“It emerged out of discussions with my co-writer,” he says. “We discussed various things. What happens when you die? Do your friends really remember you? How does their life change? We were trying to figure out how you could cope with that. That’s how this premise emerged. We have a nurse that ends up standing in for the dead. Where will that lead?”
Though Alps and Dogtooth have no shared characters, the films feel very much like companion pieces. This is the real world, but the environment is also quietly fantastic.
“WelI, having finished the film, I suddenly realised that main character is taking an opposite journey to the similar character in Dogtooth. She is trapped in this place and yearns to get out. But the character in Alps is trying to belong. She is trying to get in somewhere. So there are opposite journeys there.”
And both films are set in desperate, largely unhappy places. It must be an awful pain being a Greek artist in the current climate. Whether you work involves teddy bears or spaceships, interviewers will inevitably get round to wondering if the subtext is really your country’s ongoing economic meltdown. Nothing in Yorgos’s films explicitly references that calamity. But the atmosphere of simmering anxiety does seem appropriate for films created in the midst of crisis.
“I always like to let people think whatever they like. But how the crisis is connected to a film is tricky. Each affects the other in so many ways. Even when you’re the person who made the film, you can’t quite say what influenced it. The films are not about the crisis, but they are made within the crisis. So, the crisis is certain to run through them.”

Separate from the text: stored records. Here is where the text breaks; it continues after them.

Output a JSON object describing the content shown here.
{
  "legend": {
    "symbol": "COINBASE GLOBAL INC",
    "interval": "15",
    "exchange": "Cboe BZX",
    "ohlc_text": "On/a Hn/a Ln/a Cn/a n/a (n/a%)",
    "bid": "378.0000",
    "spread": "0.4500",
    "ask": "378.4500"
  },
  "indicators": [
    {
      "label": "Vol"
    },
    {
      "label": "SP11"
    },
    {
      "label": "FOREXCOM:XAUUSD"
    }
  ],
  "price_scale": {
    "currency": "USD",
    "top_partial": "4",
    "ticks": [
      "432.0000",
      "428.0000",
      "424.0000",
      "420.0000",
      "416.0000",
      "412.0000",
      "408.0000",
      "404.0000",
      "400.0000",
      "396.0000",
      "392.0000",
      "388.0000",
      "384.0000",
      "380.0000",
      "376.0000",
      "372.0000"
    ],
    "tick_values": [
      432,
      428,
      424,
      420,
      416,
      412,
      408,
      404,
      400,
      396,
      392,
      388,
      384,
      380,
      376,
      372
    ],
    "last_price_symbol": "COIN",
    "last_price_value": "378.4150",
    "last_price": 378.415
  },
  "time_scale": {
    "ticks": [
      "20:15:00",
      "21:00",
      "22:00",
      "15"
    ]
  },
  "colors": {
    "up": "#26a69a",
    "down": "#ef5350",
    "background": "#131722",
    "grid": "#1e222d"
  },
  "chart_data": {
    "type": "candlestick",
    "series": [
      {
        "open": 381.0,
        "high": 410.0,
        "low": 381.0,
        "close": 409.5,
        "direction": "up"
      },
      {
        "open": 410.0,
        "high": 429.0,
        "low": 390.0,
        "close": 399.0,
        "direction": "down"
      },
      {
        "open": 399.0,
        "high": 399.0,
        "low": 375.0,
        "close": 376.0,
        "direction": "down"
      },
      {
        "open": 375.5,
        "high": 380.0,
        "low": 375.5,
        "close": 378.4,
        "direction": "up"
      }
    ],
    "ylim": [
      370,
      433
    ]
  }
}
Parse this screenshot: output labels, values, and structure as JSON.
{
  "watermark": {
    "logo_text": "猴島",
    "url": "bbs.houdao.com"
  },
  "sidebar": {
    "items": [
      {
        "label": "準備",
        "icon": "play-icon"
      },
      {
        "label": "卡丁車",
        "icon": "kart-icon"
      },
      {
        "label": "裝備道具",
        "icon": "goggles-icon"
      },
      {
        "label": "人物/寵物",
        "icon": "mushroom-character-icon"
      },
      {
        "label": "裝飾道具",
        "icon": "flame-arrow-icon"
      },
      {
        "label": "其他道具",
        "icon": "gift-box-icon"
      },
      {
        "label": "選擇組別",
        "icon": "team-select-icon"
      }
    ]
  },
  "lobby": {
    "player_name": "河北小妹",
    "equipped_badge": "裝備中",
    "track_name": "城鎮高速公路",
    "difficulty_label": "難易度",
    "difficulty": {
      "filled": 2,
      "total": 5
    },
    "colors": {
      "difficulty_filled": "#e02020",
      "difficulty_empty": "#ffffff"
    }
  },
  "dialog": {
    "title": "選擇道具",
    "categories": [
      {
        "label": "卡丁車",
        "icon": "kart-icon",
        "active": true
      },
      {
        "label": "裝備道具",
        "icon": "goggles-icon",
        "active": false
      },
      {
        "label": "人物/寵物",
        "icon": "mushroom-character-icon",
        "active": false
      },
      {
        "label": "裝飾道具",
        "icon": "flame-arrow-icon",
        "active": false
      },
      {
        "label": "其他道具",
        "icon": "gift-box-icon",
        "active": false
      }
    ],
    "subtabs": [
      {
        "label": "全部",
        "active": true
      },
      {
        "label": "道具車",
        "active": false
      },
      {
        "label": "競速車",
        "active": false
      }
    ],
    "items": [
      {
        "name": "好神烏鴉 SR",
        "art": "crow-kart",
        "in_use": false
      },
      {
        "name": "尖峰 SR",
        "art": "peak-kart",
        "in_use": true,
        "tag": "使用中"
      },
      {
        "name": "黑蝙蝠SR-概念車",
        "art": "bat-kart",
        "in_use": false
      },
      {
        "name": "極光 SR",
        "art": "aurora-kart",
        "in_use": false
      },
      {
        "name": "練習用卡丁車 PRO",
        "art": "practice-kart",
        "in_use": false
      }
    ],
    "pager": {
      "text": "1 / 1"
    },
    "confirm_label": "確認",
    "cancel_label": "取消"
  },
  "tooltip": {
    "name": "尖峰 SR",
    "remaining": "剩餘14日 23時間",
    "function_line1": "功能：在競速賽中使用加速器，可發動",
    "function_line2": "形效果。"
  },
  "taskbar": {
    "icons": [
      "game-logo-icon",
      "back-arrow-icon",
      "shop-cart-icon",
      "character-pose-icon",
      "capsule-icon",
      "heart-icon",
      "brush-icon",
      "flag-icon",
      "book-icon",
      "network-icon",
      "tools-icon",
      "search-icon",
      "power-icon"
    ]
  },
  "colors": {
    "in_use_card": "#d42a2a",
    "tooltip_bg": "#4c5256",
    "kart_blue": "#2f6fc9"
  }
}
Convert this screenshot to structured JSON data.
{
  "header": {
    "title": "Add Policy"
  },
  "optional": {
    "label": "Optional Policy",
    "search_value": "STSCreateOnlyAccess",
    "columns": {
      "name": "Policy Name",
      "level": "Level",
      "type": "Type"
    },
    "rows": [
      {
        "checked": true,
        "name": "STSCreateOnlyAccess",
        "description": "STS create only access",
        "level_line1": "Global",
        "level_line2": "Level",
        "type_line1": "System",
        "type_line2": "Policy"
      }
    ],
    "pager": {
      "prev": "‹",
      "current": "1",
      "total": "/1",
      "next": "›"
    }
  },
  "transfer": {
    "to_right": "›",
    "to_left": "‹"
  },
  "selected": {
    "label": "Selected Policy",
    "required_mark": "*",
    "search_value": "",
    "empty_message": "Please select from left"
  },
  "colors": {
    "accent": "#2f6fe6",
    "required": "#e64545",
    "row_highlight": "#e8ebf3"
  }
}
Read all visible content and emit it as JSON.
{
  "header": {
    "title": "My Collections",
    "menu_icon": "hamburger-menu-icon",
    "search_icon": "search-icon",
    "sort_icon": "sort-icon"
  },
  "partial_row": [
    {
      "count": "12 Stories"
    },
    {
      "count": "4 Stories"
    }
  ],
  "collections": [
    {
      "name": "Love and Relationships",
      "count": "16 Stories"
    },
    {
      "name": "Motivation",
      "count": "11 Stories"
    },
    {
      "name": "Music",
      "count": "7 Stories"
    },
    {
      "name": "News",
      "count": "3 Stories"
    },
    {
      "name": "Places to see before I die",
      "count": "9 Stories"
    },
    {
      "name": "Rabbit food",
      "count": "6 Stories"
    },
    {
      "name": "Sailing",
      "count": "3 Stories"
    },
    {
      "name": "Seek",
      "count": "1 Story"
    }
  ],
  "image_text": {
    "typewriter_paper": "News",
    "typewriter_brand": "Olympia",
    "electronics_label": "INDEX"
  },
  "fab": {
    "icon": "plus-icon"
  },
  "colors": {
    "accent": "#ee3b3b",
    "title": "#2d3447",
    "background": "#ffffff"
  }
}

One is bound to ask the same questions when considering Yorgos’s recent decision to move to London. Born in Athens, he had managed to forge a pretty successful career in the nation’s TV industry. The critical success of Dogtooth then brought him prominence within a certain highbrow elite. Plenty of directors leave home after their first hit. But Yorgos is in a different position. He must know that people suspect him of fleeing the financial maelstrom.
“Part of that maybe is true. I have been trying to make films in Greece for years and it’s always hard,” he says. “I made three there, but you always want to try other ways. So, it’s not just about the crisis. It’s about trying to evolve new ways of making films. I always wanted to work in a different language. I wanted to do that anyway. I would like to work in languages that I don’t actually speak. But it does help to move away at this time. Things were always bad in Greece. But now it’s much worse.”
But the grim events in Alps do not act as any sort of metaphor for that crisis? The film is largely set among grieving citizens. So, it could be read in that way.